During a break from one of his presentations about it at the IBM conference booth here, Ryan Hendricks of IBM's Global Services division, said IBM is joining with CapGemini and Siebel systems to provide analytics that actually break down how an advertising campaign is performing. It's enough to send shudders through the marketing division: real ROI about how their dollars work.

The Buzziest of Buzzwords

For Joe Burton, director of engineering with Cisco's unified communications business unit, virtualization has a different kind of buzz.

After all, he explained during a demonstration here, unified communications means the ability to run virtualized meetings with attendees that are like holographic images sitting next to another guy 2000 miles away, all in the same room.

"This isn't about cheaper phone calls. It's about transforming business processes," he said of Cisco's Web 2.0 suite of soft phones that enable collaboration and virtual meetings. Real-time video, audio and the ability to form a "smart mob" meeting on the fly just by dragging co-worker's names onto a screen and lasso their "presence" -- that's the virtualization Cisco's talking about.

What's all this time-shifting and anytime, anywhere collaboration mean for today’s always-on info-workers? Analysts and Cisco like to use the term "working moments."

In such an always-connected world of work, we no longer can assume an eight-hour shift at the office. Instead, think of the always-connected lifestyle as a good thing. You have your working moments, when, presumably in some virtual happy state, the information worker takes care of personal stuff, like dropping off or picking up his dry cleaning, in between those "working moments."

In the old days, that used to be called a lunch break and part of a life outside of 24/7 work.

Very Good for SF

It's the peak conference of the year. This was the counter manager's answer as I checked into the Holiday Inn to attend this year's show. "Everybody's rates go up."

He was answering my question about why the hotel rates were so outrageous in the city and beyond. After all, buddies of mine in the Bay area say they put clients up at the same hotel throughout the year for about $70 a night. Just not during OracleWorld week.

Rates for area rooms started at $200 and went up to about close to $500 a night for hotels working with OracleWorld. One Holiday Inn's rate came out to $386 a night (a relative bargain).

If you're wondering just how OracleWorld helps generate an estimated $60 million in tourist dollars for the city, you can start right there.
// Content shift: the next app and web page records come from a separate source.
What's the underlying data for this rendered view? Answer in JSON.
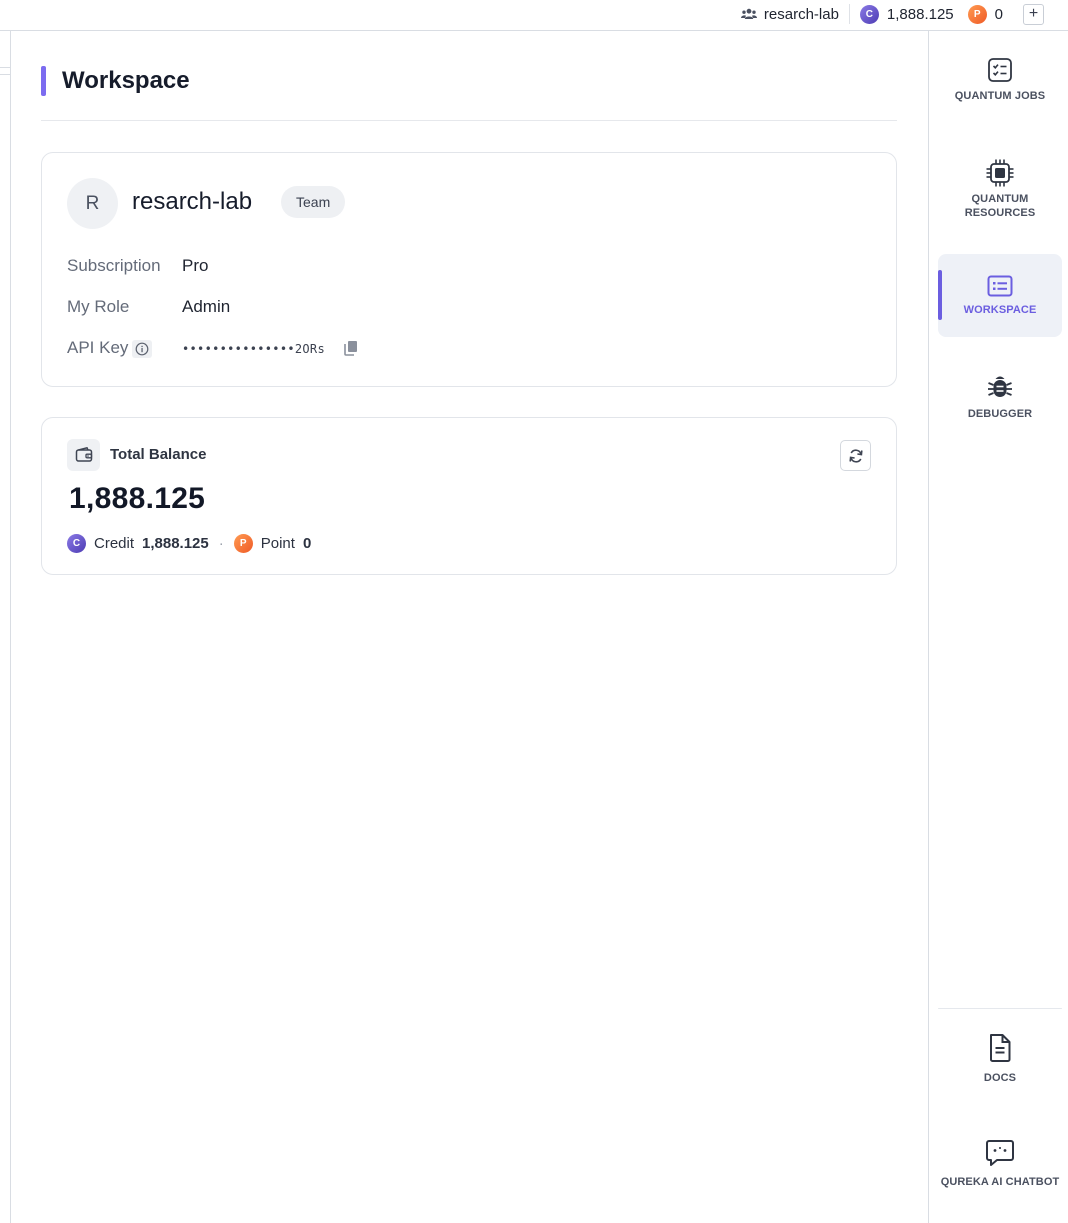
{
  "topbar": {
    "team_name": "resarch-lab",
    "credit_coin": "C",
    "credit_amount": "1,888.125",
    "point_coin": "P",
    "point_amount": "0",
    "add_label": "+"
  },
  "sidebar": {
    "items": [
      {
        "label": "QUANTUM JOBS",
        "icon": "checklist-icon"
      },
      {
        "label": "QUANTUM RESOURCES",
        "icon": "chip-icon"
      },
      {
        "label": "WORKSPACE",
        "icon": "workspace-icon",
        "active": true
      },
      {
        "label": "DEBUGGER",
        "icon": "bug-icon"
      },
      {
        "label": "DOCS",
        "icon": "document-icon"
      },
      {
        "label": "QUREKA AI CHATBOT",
        "icon": "chat-icon"
      }
    ]
  },
  "main": {
    "title": "Workspace",
    "workspace": {
      "avatar_letter": "R",
      "name": "resarch-lab",
      "badge": "Team",
      "subscription_label": "Subscription",
      "subscription_value": "Pro",
      "role_label": "My Role",
      "role_value": "Admin",
      "api_key_label": "API Key",
      "api_key_value": "•••••••••••••••2ORs"
    },
    "balance": {
      "label": "Total Balance",
      "total": "1,888.125",
      "credit_label": "Credit",
      "credit_value": "1,888.125",
      "separator": "·",
      "point_label": "Point",
      "point_value": "0"
    }
  },
  "colors": {
    "accent": "#6b5ee0",
    "credit_coin": "#5b48c8",
    "point_coin": "#f06a2d"
  }
}
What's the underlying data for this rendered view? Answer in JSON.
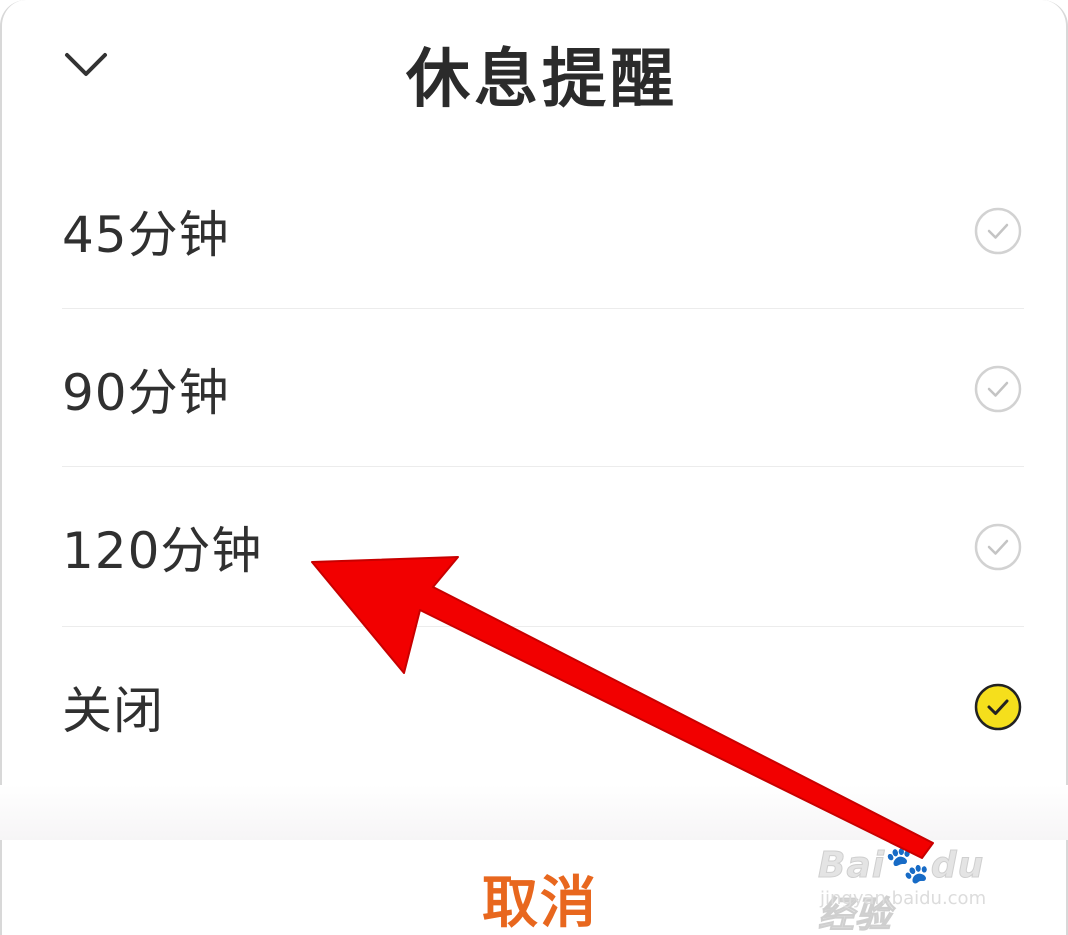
{
  "header": {
    "title": "休息提醒",
    "collapse_icon": "chevron-down-icon"
  },
  "options": [
    {
      "label": "45分钟",
      "selected": false
    },
    {
      "label": "90分钟",
      "selected": false
    },
    {
      "label": "120分钟",
      "selected": false
    },
    {
      "label": "关闭",
      "selected": true
    }
  ],
  "footer": {
    "cancel_label": "取消"
  },
  "colors": {
    "accent": "#e8671e",
    "selected_check_fill": "#f5df1c",
    "unselected_check": "#cfcfcf",
    "annotation_arrow": "#f20000"
  },
  "annotation": {
    "type": "arrow",
    "points_to": "120分钟"
  },
  "watermark": {
    "logo": "Baidu经验",
    "url": "jingyan.baidu.com"
  }
}
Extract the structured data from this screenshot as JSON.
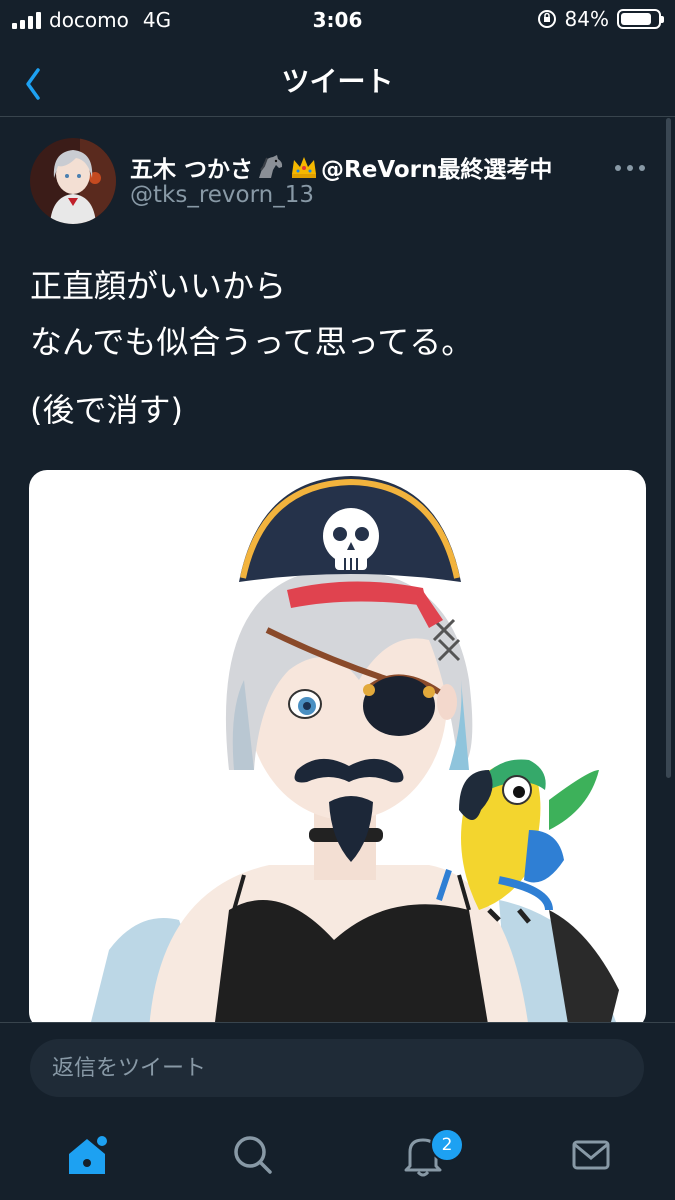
{
  "status_bar": {
    "carrier": "docomo",
    "network": "4G",
    "time": "3:06",
    "battery_percent": "84%",
    "battery_level": 0.84
  },
  "nav": {
    "title": "ツイート",
    "back_icon": "chevron-left-icon"
  },
  "tweet": {
    "author_name": "五木 つかさ",
    "author_suffix": "@ReVorn最終選考中",
    "author_emojis": [
      "horse-emoji",
      "crown-emoji"
    ],
    "handle": "@tks_revorn_13",
    "more_icon": "more-dots-icon",
    "text_line1": "正直顔がいいから",
    "text_line2": "なんでも似合うって思ってる。",
    "text_line3": "(後で消す)",
    "image_description_icon": "illustration-image"
  },
  "reply": {
    "placeholder": "返信をツイート"
  },
  "tabs": {
    "items": [
      "home-icon",
      "search-icon",
      "bell-icon",
      "mail-icon"
    ],
    "notification_count": "2"
  },
  "colors": {
    "background": "#15202b",
    "accent": "#1da1f2",
    "secondary_text": "#8899a6",
    "divider": "#38444d"
  }
}
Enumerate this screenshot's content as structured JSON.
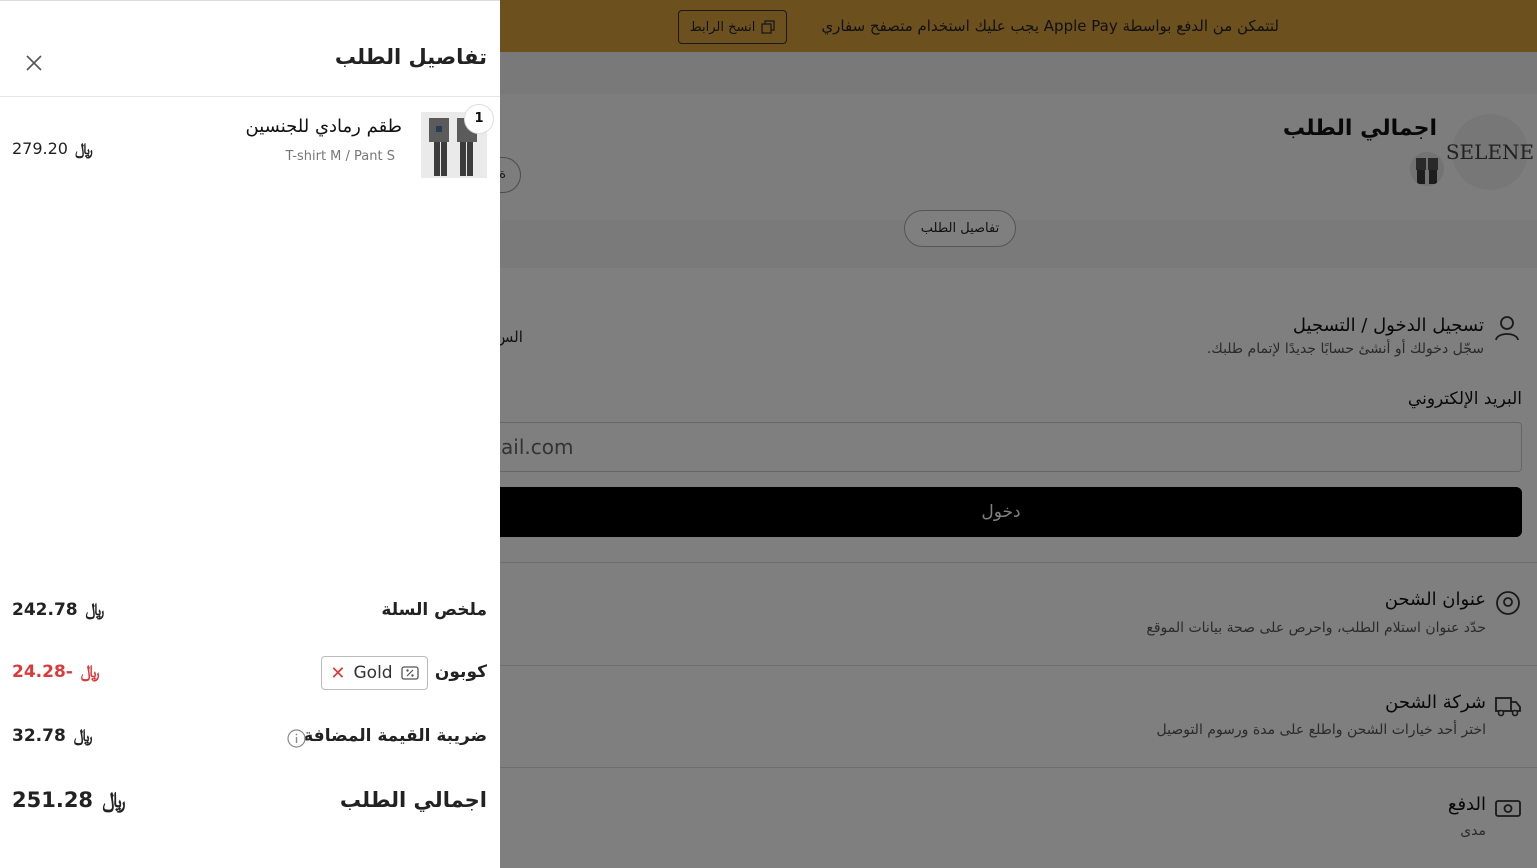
{
  "banner": {
    "text": "لتتمكن من الدفع بواسطة Apple Pay يجب عليك استخدام متصفح سفاري",
    "copy_label": "انسخ الرابط"
  },
  "summary": {
    "logo": "SELENE",
    "title": "اجمالي الطلب",
    "share_label": "ة",
    "details_label": "تفاصيل الطلب"
  },
  "login": {
    "title": "تسجيل الدخول / التسجيل",
    "subtitle": "سجّل دخولك أو أنشئ حسابًا جديدًا لإتمام طلبك.",
    "side_text": "الس",
    "email_label": "البريد الإلكتروني",
    "email_value": "ail.com",
    "submit_label": "دخول"
  },
  "sections": {
    "shipping_address": {
      "title": "عنوان الشحن",
      "subtitle": "حدّد عنوان استلام الطلب، واحرص على صحة بيانات الموقع"
    },
    "shipping_company": {
      "title": "شركة الشحن",
      "subtitle": "اختر أحد خيارات الشحن واطلع على مدة ورسوم التوصيل"
    },
    "payment": {
      "title": "الدفع",
      "subtitle": "مدى"
    }
  },
  "drawer": {
    "title": "تفاصيل الطلب",
    "item": {
      "name": "طقم رمادي للجنسين",
      "variant": "T-shirt M / Pant S",
      "quantity": "1",
      "price": "279.20"
    },
    "currency_symbol": "﷼",
    "cart_summary": {
      "label": "ملخص السلة",
      "value": "242.78"
    },
    "coupon": {
      "label": "كوبون",
      "code": "Gold",
      "value": "-24.28"
    },
    "vat": {
      "label": "ضريبة القيمة المضافة",
      "value": "32.78"
    },
    "total": {
      "label": "اجمالي الطلب",
      "value": "251.28"
    }
  },
  "colors": {
    "banner": "#d8a23e",
    "discount": "#d93a3a",
    "button": "#000000"
  },
  "icons": {
    "close": "close-icon",
    "copy": "copy-icon",
    "user": "user-icon",
    "location": "location-pin-icon",
    "truck": "truck-icon",
    "money": "money-icon",
    "coupon": "coupon-icon",
    "info": "info-icon"
  }
}
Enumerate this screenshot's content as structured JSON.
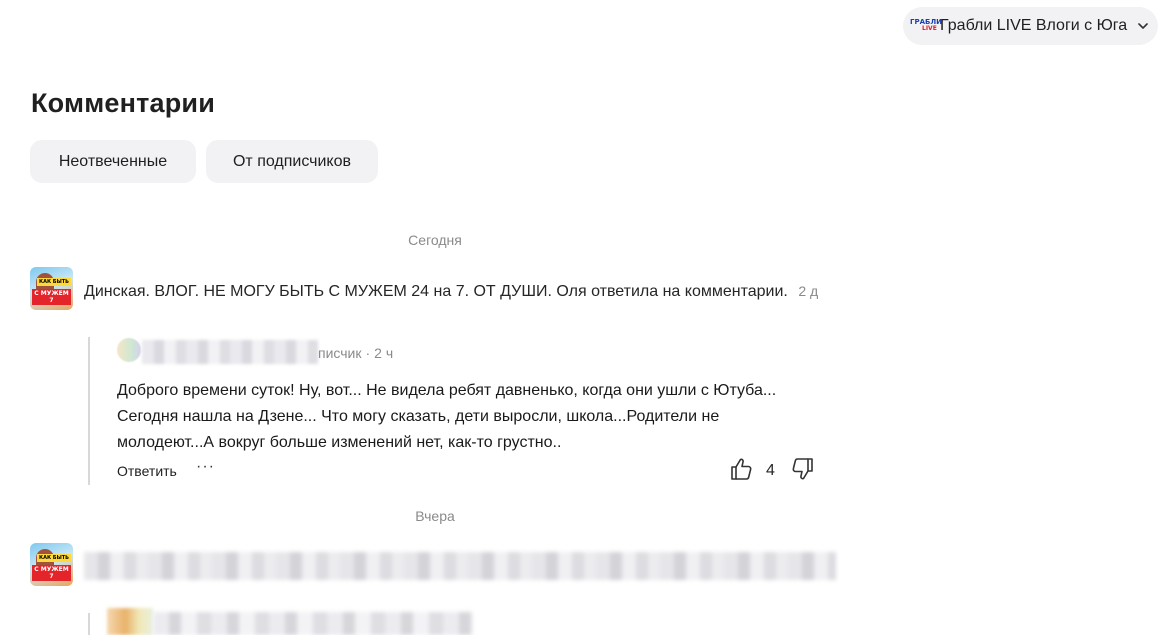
{
  "channel": {
    "logo_text_top": "ГРАБЛИ",
    "logo_text_bottom": "LIVE",
    "name": "Грабли LIVE Влоги с Юга"
  },
  "page_title": "Комментарии",
  "filters": [
    {
      "label": "Неотвеченные"
    },
    {
      "label": "От подписчиков"
    }
  ],
  "groups": [
    {
      "date_label": "Сегодня",
      "video": {
        "thumb_tag_top": "КАК БЫТЬ",
        "thumb_tag_bottom": "С МУЖЕМ 7",
        "title": "Динская. ВЛОГ. НЕ МОГУ БЫТЬ С МУЖЕМ 24 на 7. ОТ ДУШИ. Оля ответила на комментарии.",
        "ago": "2 д"
      },
      "comment": {
        "author_visible_tail": "писчик",
        "dot": "·",
        "ago": "2 ч",
        "text": "Доброго времени суток! Ну, вот... Не видела ребят давненько, когда они ушли с Ютуба... Сегодня нашла на Дзене... Что могу сказать, дети выросли, школа...Родители не молодеют...А вокруг больше изменений нет, как-то грустно..",
        "reply_label": "Ответить",
        "more_label": "···",
        "likes": "4"
      }
    },
    {
      "date_label": "Вчера",
      "video": {
        "thumb_tag_top": "КАК БЫТЬ",
        "thumb_tag_bottom": "С МУЖЕМ 7"
      }
    }
  ],
  "colors": {
    "pill_bg": "#f2f2f4",
    "muted_text": "#8a8a8a",
    "thread_bar": "#d8d8d8"
  },
  "icons": {
    "chevron": "chevron-down-icon",
    "like": "thumb-up-icon",
    "dislike": "thumb-down-icon"
  }
}
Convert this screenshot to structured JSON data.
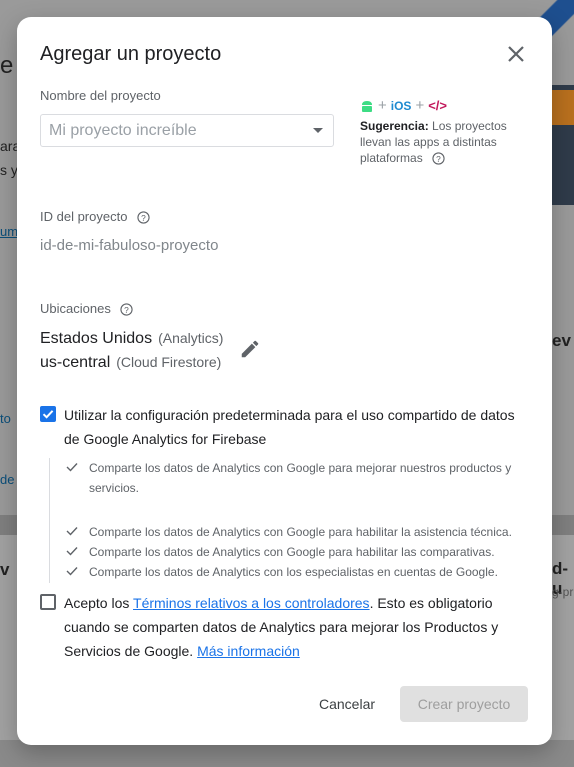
{
  "background": {
    "left_texts": [
      "e",
      "ara",
      "s y",
      "um",
      "to",
      "de"
    ],
    "right_texts": [
      "ev",
      "d-u",
      "g-pr"
    ],
    "bottom_left_text": "v"
  },
  "dialog": {
    "title": "Agregar un proyecto",
    "project_name": {
      "label": "Nombre del proyecto",
      "placeholder": "Mi proyecto increíble",
      "value": ""
    },
    "platforms": {
      "plus": "+",
      "ios": "iOS",
      "code": "</>"
    },
    "hint": {
      "bold": "Sugerencia:",
      "text": "Los proyectos llevan las apps a distintas plataformas"
    },
    "project_id": {
      "label": "ID del proyecto",
      "value": "id-de-mi-fabuloso-proyecto"
    },
    "locations": {
      "label": "Ubicaciones",
      "analytics": {
        "value": "Estados Unidos",
        "sub": "(Analytics)"
      },
      "firestore": {
        "value": "us-central",
        "sub": "(Cloud Firestore)"
      }
    },
    "sharing": {
      "checked": true,
      "label": "Utilizar la configuración predeterminada para el uso compartido de datos de Google Analytics for Firebase",
      "options": [
        "Comparte los datos de Analytics con Google para mejorar nuestros productos y servicios.",
        "Comparte los datos de Analytics con Google para habilitar la asistencia técnica.",
        "Comparte los datos de Analytics con Google para habilitar las comparativas.",
        "Comparte los datos de Analytics con los especialistas en cuentas de Google."
      ]
    },
    "terms": {
      "checked": false,
      "prefix": "Acepto los ",
      "link": "Términos relativos a los controladores",
      "middle": ". Esto es obligatorio cuando se comparten datos de Analytics para mejorar los Productos y Servicios de Google. ",
      "more_link": "Más información"
    },
    "buttons": {
      "cancel": "Cancelar",
      "create": "Crear proyecto"
    }
  },
  "colors": {
    "accent": "#1a73e8",
    "android": "#3ddc84",
    "ios": "#1e8ad0",
    "code": "#c2185b"
  }
}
No wonder San Francisco welcomed the swells. Even motorists took the detours around the convention in stride. This is probably the only city in the world where drivers tend to flip you the peace sign instead of the bird. Memo to New York drivers.